“I think that the opposition to mayoral control had to do, to a large extent, with groups that were battling reforms introduced by Mayor Bloomberg and his chancellor,” said Kathryn Wylde, head of the Partnership for New York City, a coalition of business leaders that was an early advocate of mayoral control.

But that doesn’t mean tackling the school governance law will be a cakewalk for legislators.

The legislative session, which begins in January, will offer opportunities for advocates to air their grievances about how schools in New York City are managed. Last year, de Blasio clashed with Gov. Andrew Cuomo and state senators over education, which led to an erosion of the mayor’s power when it comes to finding space for new and expanding charter schools.

Charter school advocates have spent $4 million supporting Senate candidates who could tip the balance for Republicans, according to Capital New York, and their top legislative priority will be to increase their numbers. State law permits 256 charter schools to open in the city, but only 28 charters remain unclaimed. Advocates are hoping to raise or eliminate that cap next year.

Complicating matters is that support for mayoral control in New York City doesn’t split neatly along partisan lines. In 2009, charter school backers, now de Blasio’s critics, were mayoral control’s most vocal supporters. Senate Democrats, now de Blasio’s allies, for a time stood in the way of a deal to renew mayoral control.

On this issue, some the fiercest critics of de Blasio’s education policy are finding themselves on his side.

“Mayoral control gives the district a fighting chance by wresting governance away from special interests, but it’s up to the mayor in power to lead the way forward for kids,” said StudentsFirstNY’s Jenny Sedlis.

And in a sign of remaining tensions, a number of de Blasio allies want a school structure that would wrest some control from City Hall.

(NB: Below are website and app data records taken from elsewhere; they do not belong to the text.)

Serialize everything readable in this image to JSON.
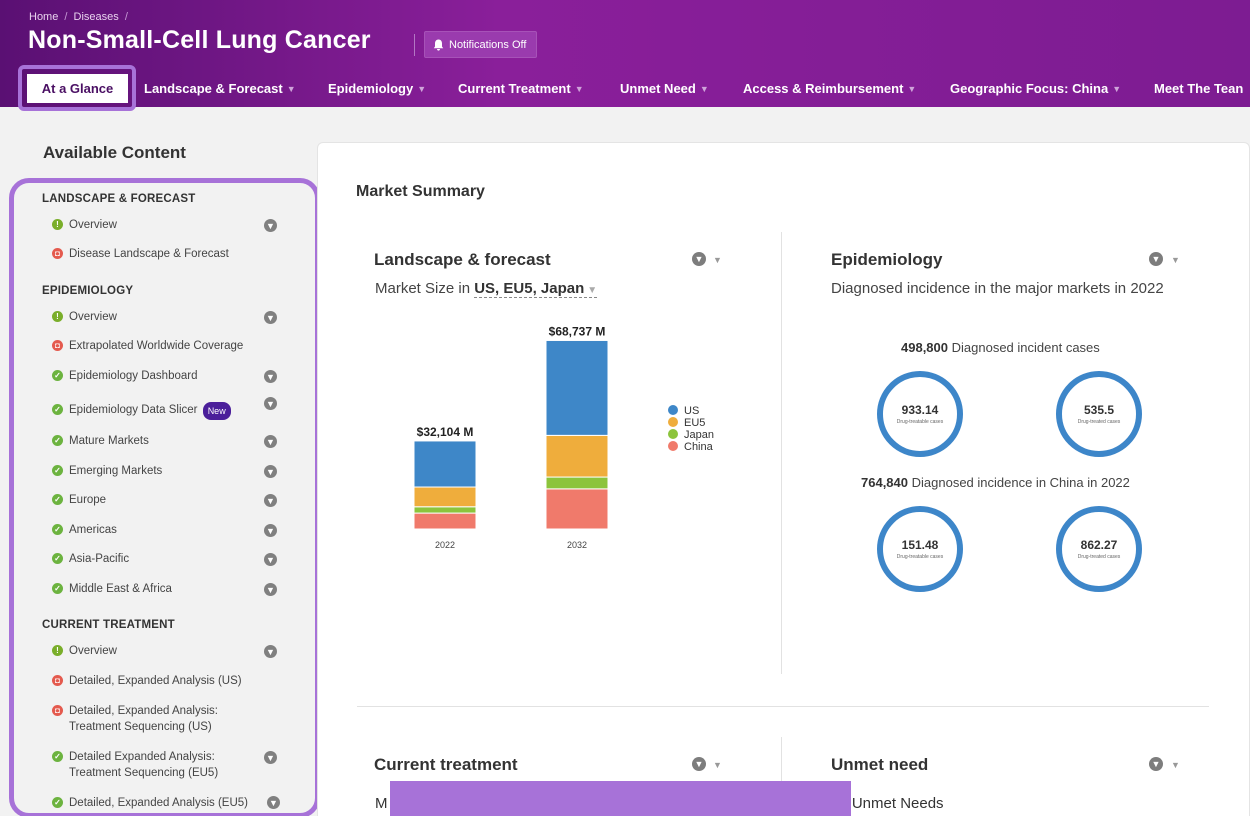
{
  "breadcrumb": {
    "home": "Home",
    "sep": "/",
    "diseases": "Diseases",
    "trail_sep": "/"
  },
  "page_title": "Non-Small-Cell Lung Cancer",
  "notifications_label": "Notifications Off",
  "nav": {
    "active": "At a Glance",
    "items": [
      {
        "label": "Landscape & Forecast"
      },
      {
        "label": "Epidemiology"
      },
      {
        "label": "Current Treatment"
      },
      {
        "label": "Unmet Need"
      },
      {
        "label": "Access & Reimbursement"
      },
      {
        "label": "Geographic Focus: China"
      },
      {
        "label": "Meet The Tean"
      }
    ]
  },
  "sidebar": {
    "title": "Available Content",
    "sections": [
      {
        "heading": "LANDSCAPE & FORECAST"
      },
      {
        "heading": "EPIDEMIOLOGY"
      },
      {
        "heading": "CURRENT TREATMENT"
      }
    ],
    "items": [
      {
        "label": "Overview",
        "status": "info"
      },
      {
        "label": "Disease Landscape & Forecast",
        "status": "lock"
      },
      {
        "label": "Overview",
        "status": "info"
      },
      {
        "label": "Extrapolated Worldwide Coverage",
        "status": "lock"
      },
      {
        "label": "Epidemiology Dashboard",
        "status": "check"
      },
      {
        "label": "Epidemiology Data Slicer",
        "status": "check",
        "badge": "New"
      },
      {
        "label": "Mature Markets",
        "status": "check"
      },
      {
        "label": "Emerging Markets",
        "status": "check"
      },
      {
        "label": "Europe",
        "status": "check"
      },
      {
        "label": "Americas",
        "status": "check"
      },
      {
        "label": "Asia-Pacific",
        "status": "check"
      },
      {
        "label": "Middle East & Africa",
        "status": "check"
      },
      {
        "label": "Overview",
        "status": "info"
      },
      {
        "label": "Detailed, Expanded Analysis (US)",
        "status": "lock"
      },
      {
        "label": "Detailed, Expanded Analysis: Treatment Sequencing (US)",
        "status": "lock"
      },
      {
        "label": "Detailed Expanded Analysis: Treatment Sequencing (EU5)",
        "status": "check"
      },
      {
        "label": "Detailed, Expanded Analysis (EU5)",
        "status": "check"
      }
    ]
  },
  "main": {
    "title": "Market Summary",
    "landscape": {
      "title": "Landscape & forecast",
      "sub_prefix": "Market Size in",
      "markets": "US, EU5, Japan"
    },
    "epidemiology": {
      "title": "Epidemiology",
      "sub": "Diagnosed incidence in the major markets in 2022",
      "line1_value": "498,800",
      "line1_text": "Diagnosed incident cases",
      "line2_value": "764,840",
      "line2_text": "Diagnosed incidence in China in 2022",
      "rings": [
        {
          "value": "933.14",
          "label": "Drug-treatable cases"
        },
        {
          "value": "535.5",
          "label": "Drug-treated cases"
        },
        {
          "value": "151.48",
          "label": "Drug-treatable cases"
        },
        {
          "value": "862.27",
          "label": "Drug-treated cases"
        }
      ]
    },
    "current_treatment": {
      "title": "Current treatment",
      "partial": "M"
    },
    "unmet_need": {
      "title": "Unmet need",
      "partial": "op Unmet Needs"
    }
  },
  "colors": {
    "US": "#3e87c8",
    "EU5": "#efad3c",
    "Japan": "#8cc43c",
    "China": "#f07a6b"
  },
  "chart_data": {
    "type": "bar",
    "stacked": true,
    "categories": [
      "2022",
      "2032"
    ],
    "totals_labels": [
      "$32,104 M",
      "$68,737 M"
    ],
    "series": [
      {
        "name": "US",
        "values": [
          16800,
          34600
        ]
      },
      {
        "name": "EU5",
        "values": [
          7200,
          15200
        ]
      },
      {
        "name": "Japan",
        "values": [
          2300,
          4300
        ]
      },
      {
        "name": "China",
        "values": [
          5804,
          14637
        ]
      }
    ],
    "ylim": [
      0,
      70000
    ],
    "legend": "right"
  }
}
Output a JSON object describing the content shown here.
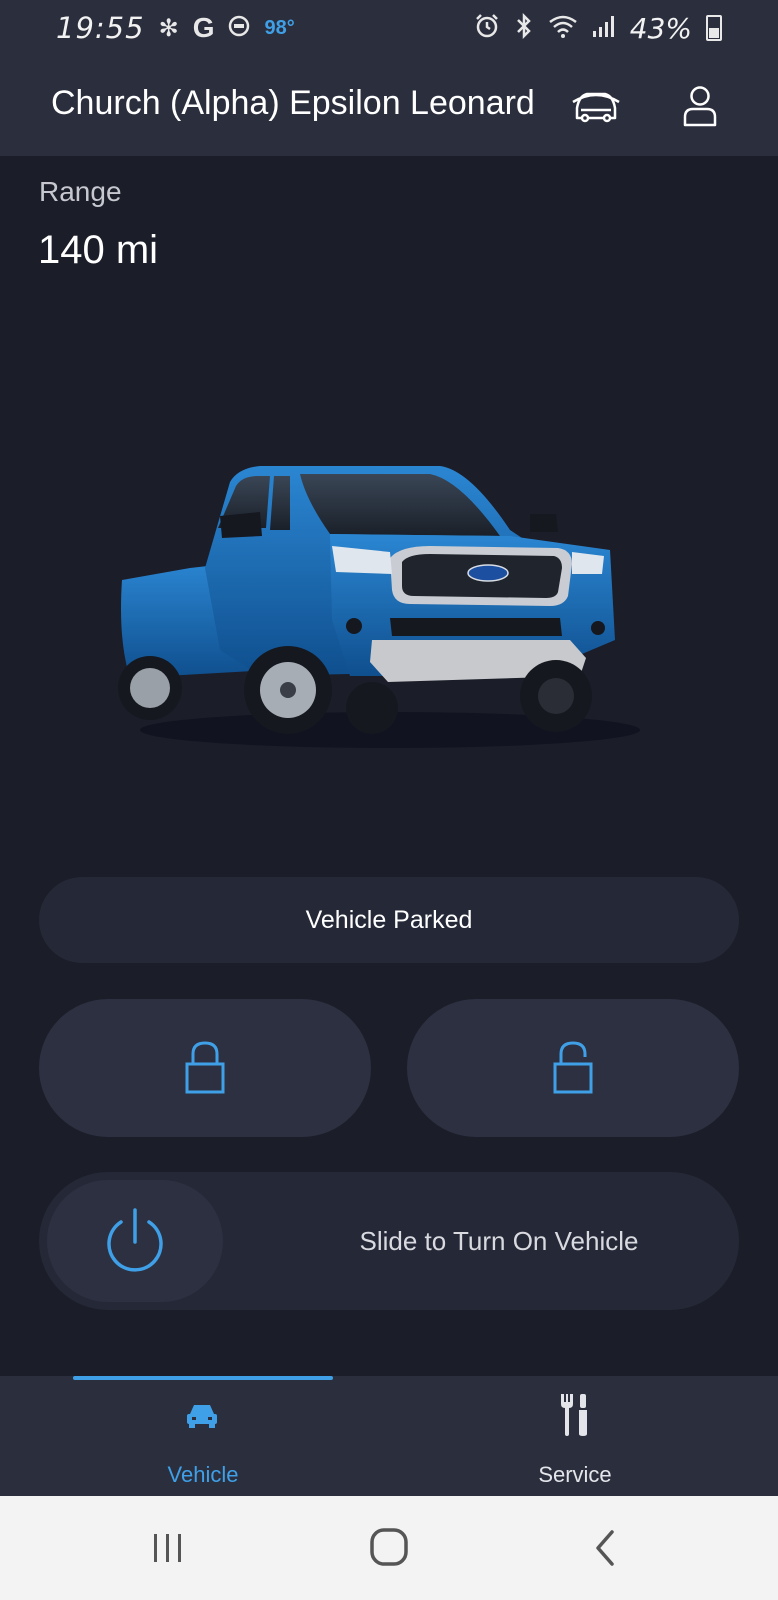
{
  "status_bar": {
    "time": "19:55",
    "g_label": "G",
    "temperature": "98°",
    "battery_percent": "43%",
    "icons": [
      "fan-icon",
      "g-app-icon",
      "shield-icon",
      "alarm-icon",
      "bluetooth-icon",
      "wifi-icon",
      "signal-icon",
      "battery-icon"
    ]
  },
  "header": {
    "title": "Church (Alpha) Epsilon Leonard",
    "car_icon": "vehicle-select-icon",
    "user_icon": "account-icon"
  },
  "range": {
    "label": "Range",
    "value": "140  mi"
  },
  "vehicle": {
    "image": "blue-pickup-truck",
    "color": "#1f6fb8"
  },
  "status": {
    "parked_label": "Vehicle Parked"
  },
  "controls": {
    "lock_icon": "lock-icon",
    "unlock_icon": "unlock-icon",
    "start_icon": "power-icon",
    "slide_label": "Slide to Turn On Vehicle"
  },
  "bottom_nav": {
    "tabs": [
      {
        "label": "Vehicle",
        "icon": "car-icon",
        "active": true
      },
      {
        "label": "Service",
        "icon": "tools-icon",
        "active": false
      }
    ]
  },
  "colors": {
    "accent": "#3fa0e8",
    "background": "#1b1d29",
    "surface": "#2b2e3d"
  }
}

Even some of de Blasio’s own PEP members say they want to see changes. Norm Fruchter, an education policy analyst and mayoral appointee to the PEP, said parents should be given some authority to approve school co-locations or closures that the city is proposing in their district.

Though de Blasio has made efforts to involve parents, “I think where the law is wrong is it eclipses any form of democratic decision-making at the local and neighborhood level,” Fruchter said.

Diane Ravitch, another supporter of de Blasio’s, said she wants to see a model in which the PEP, not the mayor, is the chancellor’s boss and the mayor can only select panel members who have been recommended by another independent body.

“The key issue is who appoints the chancellor and who can fire him or her,” Ravitch said.

As the issue inches into the spotlight, a remaining question is how outspoken de Blasio will be in support of mayoral control. As a city councilman, de Blasio praised the role that community school boards played in elevating the voice of parents before mayoral control. But as a candidate for mayor, he made it clear he didn’t want to see the mayor’s powers diluted and said he would only support tweaks to the law.

De Blasio hasn’t spoken publicly about the issue since taking office, and his office didn’t respond to questions about the city’s legislative priorities for renewing mayoral control.

But when the issue comes to the fore, there are signs that the administration will be ready. A top lobbyist for renewing mayoral control five years ago, Peter Hatch, is now a senior policy advisor to Deputy Mayor Anthony Shorris.

De Blasio will have to grapple with Democratic colleagues in the legislature. Assemblyman David Weprin of Queens is sponsoring a bill to strip the mayor of his power to appoint the schools chancellor and take away its supermajority on the Panel for Educational Policy. (The mayor appoints eight of 13 of the PEP members under the current structure; Weprin’s legislation would cut that number in half and require more appointees to be public-school parents.)

“It’s an institutional thing,” explained Weprin. “I don’t think you can do legislation based on one particular mayor.”